Action agents further analyze the data and refer problems to the area of the organization that can best fix the problems, and organize cross-functional teams of employees from all levels in the chain-of-command to get at the root cause and correct it. By fixing root causes, future problems of the same nature are avoided, resulting in improved customer loyalty and organizational productivity. For example, critical analysis of data at one organization found that a large percentage of the 35,000 calls they received each month were simple billing questions. Now a voice response system can answer these questions, decreasing the number of calls they receive per month and giving customers faster access to the information they need.
There are regular activity reports on actions taken to fix problems. Information on actions taken and overall improvements are communicated to top management, staff employees and front-line employees through briefings, newsletters, bulletin boards, direct interaction, complimentary letters, and, especially, an interlocking team structure. Information is communicated to customers through corporate media publications, telephone calls and letters. As problems may relate to either lost productivity or lost revenue, the responsible departments budget may be charged for activities (root causes) for which they have been made aware of and that have not been corrected. There is thus a financial incentive for corrective action.
Track Contractor and Supplier Performance
Organizations that rely on contractors for customer interactions measure how well they perform. They track the performance of contractors and suppliers products and services against customer satisfaction factors. An analysis is made to determine if corrective action is needed by these outside sources in order to prevent future complaints. Some companies are using shorter contracts and expecting greater accountability for performance. Some are moving to performance contracts that specify expected performance levels with the parent organization conducting surveys of customer satisfaction and monitoring other measures of contractor performance.
- Observe trends. When corrective actions have been taken, determine whether the volume of complaints is decreasing to assess if products and/or services have improved.
- Technology utilization is important in complaint handling systems. A standardized, automated systems approach captures and analyzes root cause data.
- Bring in technology to support change; don't change to support the technology that you bring.
- Data must be translated into information and presented to everyone including management in a useable format so that the organization can better align services and products to meet customer expectations.
How Does Your Organization Measure Up?
- How does your organization support front line employees so that they can serve customers with complaints?
- How does your organization track and analyze complaints?
- How does your organization use information about complaints to fix easy problems fast?

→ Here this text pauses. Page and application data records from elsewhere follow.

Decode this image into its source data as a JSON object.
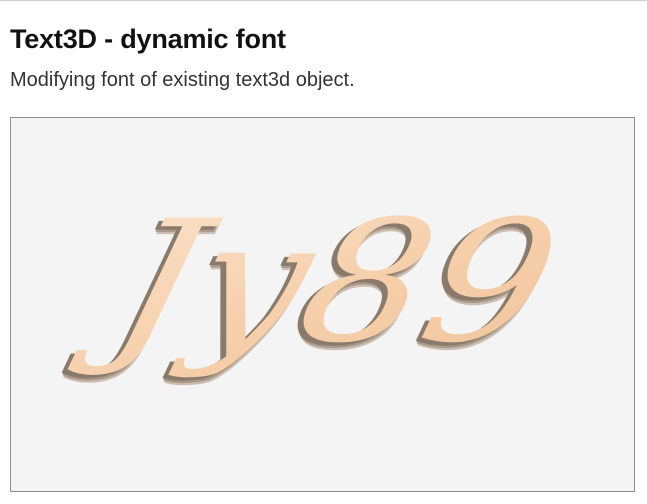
{
  "page": {
    "title": "Text3D - dynamic font",
    "subtitle": "Modifying font of existing text3d object."
  },
  "scene": {
    "text3d": "Jy89",
    "colors": {
      "face": "#f6cfab",
      "highlight": "#fbe3cc",
      "extrusion": "#8a7a6c",
      "background": "#f4f4f4",
      "border": "#8d8d8d"
    }
  }
}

- How does your organization use information about complaints to identify and address underlying problems?
Table of Contents
- Executive Summary
- Leadership Strategies for Satisfying Customers
- Information and Analysis
- Human Resource Development and Management
- Managing Customer Expectations and Satisfaction
- Complaint Process Management
- Business Results
- Appendix I: Reinventing Complaint Resolution
- Entire Guide